not showcasing slices of Indian valour during wartime. For here’s a historic piece of celluloid that
stays the course in its sincere attempts at authenticity. It rarely steers away
from dramatically re-telling what happened to PNS Ghazi, the Pakistani
submarine that mysteriously sank in the Bay of Bengal in 1971.
tagline says, ‘The war you did not know about’. But I’d say, it’s the war you
need to know about.
Indian submarine S21 is despatched into the Bay of Bengal on a confidential
recce mission, there’s tension within and without. Captain Rann Vijay Singh is
an impeccable officer, if only he weren’t so headstrong. To ensure that he
doesn’t turn the search operation into a watery grave for the Pakistanis and
trigger off a war, the authorities send Lieutenant Commander Arjun to keep him
in check. Caught between them is Second-in-Command Devaraj who admires his
captain but also understands that rules must be followed. Director Sankalp who

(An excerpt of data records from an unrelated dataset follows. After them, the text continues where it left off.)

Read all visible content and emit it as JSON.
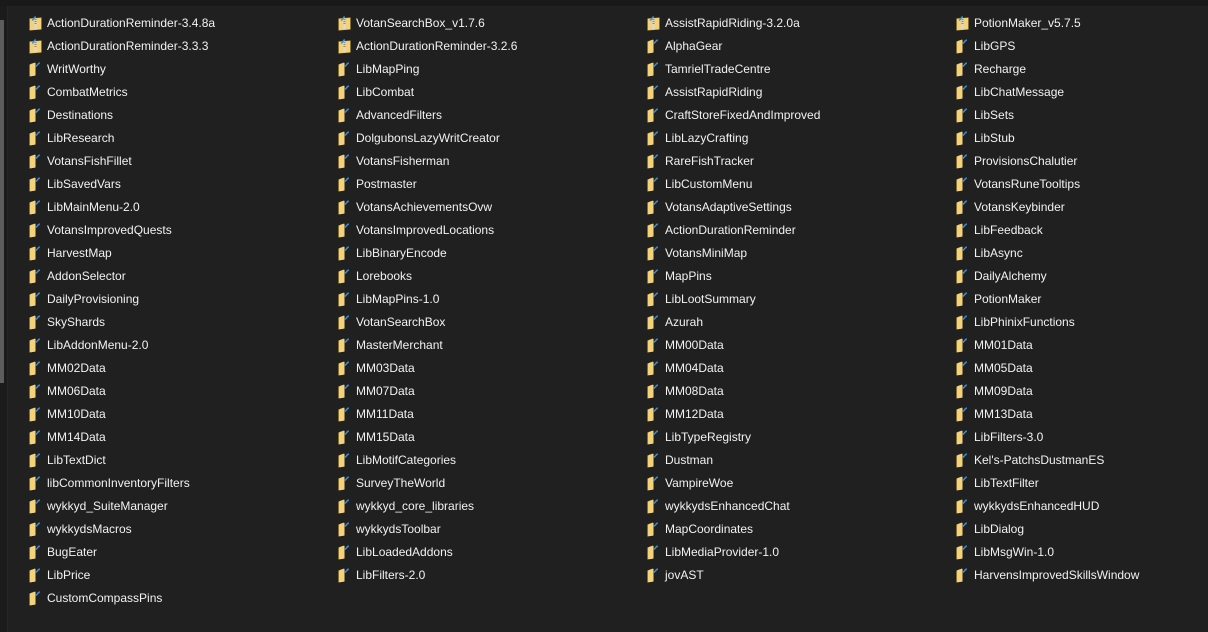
{
  "window": {
    "view_mode": "list",
    "colors": {
      "background": "#202020",
      "text": "#f2f2f2",
      "folder_yellow": "#f4d27a",
      "sync_arrow_blue": "#3a8fd8"
    }
  },
  "scrollbar": {
    "orientation": "vertical",
    "position_fraction": 0.0,
    "visible_fraction": 0.58
  },
  "columns": [
    {
      "items": [
        {
          "name": "ActionDurationReminder-3.4.8a",
          "icon": "zip-folder-icon"
        },
        {
          "name": "ActionDurationReminder-3.3.3",
          "icon": "zip-folder-icon"
        },
        {
          "name": "WritWorthy",
          "icon": "folder-icon"
        },
        {
          "name": "CombatMetrics",
          "icon": "folder-icon"
        },
        {
          "name": "Destinations",
          "icon": "folder-icon"
        },
        {
          "name": "LibResearch",
          "icon": "folder-icon"
        },
        {
          "name": "VotansFishFillet",
          "icon": "folder-icon"
        },
        {
          "name": "LibSavedVars",
          "icon": "folder-icon"
        },
        {
          "name": "LibMainMenu-2.0",
          "icon": "folder-icon"
        },
        {
          "name": "VotansImprovedQuests",
          "icon": "folder-icon"
        },
        {
          "name": "HarvestMap",
          "icon": "folder-icon"
        },
        {
          "name": "AddonSelector",
          "icon": "folder-icon"
        },
        {
          "name": "DailyProvisioning",
          "icon": "folder-icon"
        },
        {
          "name": "SkyShards",
          "icon": "folder-icon"
        },
        {
          "name": "LibAddonMenu-2.0",
          "icon": "folder-icon"
        },
        {
          "name": "MM02Data",
          "icon": "folder-icon"
        },
        {
          "name": "MM06Data",
          "icon": "folder-icon"
        },
        {
          "name": "MM10Data",
          "icon": "folder-icon"
        },
        {
          "name": "MM14Data",
          "icon": "folder-icon"
        },
        {
          "name": "LibTextDict",
          "icon": "folder-icon"
        },
        {
          "name": "libCommonInventoryFilters",
          "icon": "folder-icon"
        },
        {
          "name": "wykkyd_SuiteManager",
          "icon": "folder-icon"
        },
        {
          "name": "wykkydsMacros",
          "icon": "folder-icon"
        },
        {
          "name": "BugEater",
          "icon": "folder-icon"
        },
        {
          "name": "LibPrice",
          "icon": "folder-icon"
        },
        {
          "name": "CustomCompassPins",
          "icon": "folder-icon"
        }
      ]
    },
    {
      "items": [
        {
          "name": "VotanSearchBox_v1.7.6",
          "icon": "zip-folder-icon"
        },
        {
          "name": "ActionDurationReminder-3.2.6",
          "icon": "zip-folder-icon"
        },
        {
          "name": "LibMapPing",
          "icon": "folder-icon"
        },
        {
          "name": "LibCombat",
          "icon": "folder-icon"
        },
        {
          "name": "AdvancedFilters",
          "icon": "folder-icon"
        },
        {
          "name": "DolgubonsLazyWritCreator",
          "icon": "folder-icon"
        },
        {
          "name": "VotansFisherman",
          "icon": "folder-icon"
        },
        {
          "name": "Postmaster",
          "icon": "folder-icon"
        },
        {
          "name": "VotansAchievementsOvw",
          "icon": "folder-icon"
        },
        {
          "name": "VotansImprovedLocations",
          "icon": "folder-icon"
        },
        {
          "name": "LibBinaryEncode",
          "icon": "folder-icon"
        },
        {
          "name": "Lorebooks",
          "icon": "folder-icon"
        },
        {
          "name": "LibMapPins-1.0",
          "icon": "folder-icon"
        },
        {
          "name": "VotanSearchBox",
          "icon": "folder-icon"
        },
        {
          "name": "MasterMerchant",
          "icon": "folder-icon"
        },
        {
          "name": "MM03Data",
          "icon": "folder-icon"
        },
        {
          "name": "MM07Data",
          "icon": "folder-icon"
        },
        {
          "name": "MM11Data",
          "icon": "folder-icon"
        },
        {
          "name": "MM15Data",
          "icon": "folder-icon"
        },
        {
          "name": "LibMotifCategories",
          "icon": "folder-icon"
        },
        {
          "name": "SurveyTheWorld",
          "icon": "folder-icon"
        },
        {
          "name": "wykkyd_core_libraries",
          "icon": "folder-icon"
        },
        {
          "name": "wykkydsToolbar",
          "icon": "folder-icon"
        },
        {
          "name": "LibLoadedAddons",
          "icon": "folder-icon"
        },
        {
          "name": "LibFilters-2.0",
          "icon": "folder-icon"
        }
      ]
    },
    {
      "items": [
        {
          "name": "AssistRapidRiding-3.2.0a",
          "icon": "zip-folder-icon"
        },
        {
          "name": "AlphaGear",
          "icon": "folder-icon"
        },
        {
          "name": "TamrielTradeCentre",
          "icon": "folder-icon"
        },
        {
          "name": "AssistRapidRiding",
          "icon": "folder-icon"
        },
        {
          "name": "CraftStoreFixedAndImproved",
          "icon": "folder-icon"
        },
        {
          "name": "LibLazyCrafting",
          "icon": "folder-icon"
        },
        {
          "name": "RareFishTracker",
          "icon": "folder-icon"
        },
        {
          "name": "LibCustomMenu",
          "icon": "folder-icon"
        },
        {
          "name": "VotansAdaptiveSettings",
          "icon": "folder-icon"
        },
        {
          "name": "ActionDurationReminder",
          "icon": "folder-icon"
        },
        {
          "name": "VotansMiniMap",
          "icon": "folder-icon"
        },
        {
          "name": "MapPins",
          "icon": "folder-icon"
        },
        {
          "name": "LibLootSummary",
          "icon": "folder-icon"
        },
        {
          "name": "Azurah",
          "icon": "folder-icon"
        },
        {
          "name": "MM00Data",
          "icon": "folder-icon"
        },
        {
          "name": "MM04Data",
          "icon": "folder-icon"
        },
        {
          "name": "MM08Data",
          "icon": "folder-icon"
        },
        {
          "name": "MM12Data",
          "icon": "folder-icon"
        },
        {
          "name": "LibTypeRegistry",
          "icon": "folder-icon"
        },
        {
          "name": "Dustman",
          "icon": "folder-icon"
        },
        {
          "name": "VampireWoe",
          "icon": "folder-icon"
        },
        {
          "name": "wykkydsEnhancedChat",
          "icon": "folder-icon"
        },
        {
          "name": "MapCoordinates",
          "icon": "folder-icon"
        },
        {
          "name": "LibMediaProvider-1.0",
          "icon": "folder-icon"
        },
        {
          "name": "jovAST",
          "icon": "folder-icon"
        }
      ]
    },
    {
      "items": [
        {
          "name": "PotionMaker_v5.7.5",
          "icon": "zip-folder-icon"
        },
        {
          "name": "LibGPS",
          "icon": "folder-icon"
        },
        {
          "name": "Recharge",
          "icon": "folder-icon"
        },
        {
          "name": "LibChatMessage",
          "icon": "folder-icon"
        },
        {
          "name": "LibSets",
          "icon": "folder-icon"
        },
        {
          "name": "LibStub",
          "icon": "folder-icon"
        },
        {
          "name": "ProvisionsChalutier",
          "icon": "folder-icon"
        },
        {
          "name": "VotansRuneTooltips",
          "icon": "folder-icon"
        },
        {
          "name": "VotansKeybinder",
          "icon": "folder-icon"
        },
        {
          "name": "LibFeedback",
          "icon": "folder-icon"
        },
        {
          "name": "LibAsync",
          "icon": "folder-icon"
        },
        {
          "name": "DailyAlchemy",
          "icon": "folder-icon"
        },
        {
          "name": "PotionMaker",
          "icon": "folder-icon"
        },
        {
          "name": "LibPhinixFunctions",
          "icon": "folder-icon"
        },
        {
          "name": "MM01Data",
          "icon": "folder-icon"
        },
        {
          "name": "MM05Data",
          "icon": "folder-icon"
        },
        {
          "name": "MM09Data",
          "icon": "folder-icon"
        },
        {
          "name": "MM13Data",
          "icon": "folder-icon"
        },
        {
          "name": "LibFilters-3.0",
          "icon": "folder-icon"
        },
        {
          "name": "Kel's-PatchsDustmanES",
          "icon": "folder-icon"
        },
        {
          "name": "LibTextFilter",
          "icon": "folder-icon"
        },
        {
          "name": "wykkydsEnhancedHUD",
          "icon": "folder-icon"
        },
        {
          "name": "LibDialog",
          "icon": "folder-icon"
        },
        {
          "name": "LibMsgWin-1.0",
          "icon": "folder-icon"
        },
        {
          "name": "HarvensImprovedSkillsWindow",
          "icon": "folder-icon"
        }
      ]
    }
  ]
}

makes a sure-footed debut, maintains a credible balance between the Captain and
the Commander, each justified in where he stands.
takes an actor as effective as Kay Kay Menon to make you wince at the captain’s
uncompromising commands to the team even as he wins your admiration for being
such a sterling officer. It makes even starchy Arjun forget the rule book and
speak the language of the captain which is, don’t wait for permissions, just
get the enemy. Captain Rann Vijay’s bible is a book on General Patton and his
favourite line is, ‘Winning a war is not about laying down your life but about
making your enemy lose his’.
Pakistani submarine PNS Ghazi slithers into Indian waters with INS Vikrant and
Visakhapatnam as its target, the battles within the Indian sub melt into
admiration for one another. They’re united by one mission: to torpedo the
stealthy enemy and safeguard India.
the cat-n-mouse underwater war between the two submarines, the director once
again keeps the balance. If Rann Vijay and Arjun are exemplary officers
second-guessing the enemy’s moves, Pakistan’s Commander Razzaq is just as
efficient in mapping where the Indians are.
history is witness to the fact that it was Ghazi that was ultimately blown to
smithereens while sneaking around the Bay of Bengal.
Sankalp recreates the ambience, the camaraderie, the rank wars, the grief of
loss and the tensions inside a submarine like a war veteran. But stumbles in
bringing aboard a female civilian played by Taapsee Pannu. She has no role to
play in the film or in the war. Rahul Singh marks his presence as the Pak
officer. Atul Kulkarni excels as always as the balanced Devaraj while Rana
Daggubatti has the required body language to play Arjun with bravado. But what
weak dubbing for such a hunk.
is the mandatory overt patriotism like bursting into the national anthem but
also a few unexpected lines. Like when the Indian sub moves up and down dodging
every torpedo that charges at it, the Pak officer stomps with frustration, “Is
he a captain or a liftman?”
a film that offers no masala except the excitement of war history, The Ghazi Attack gets a 3.5*
Bharathi S Pradhan
Senior Journalist & Author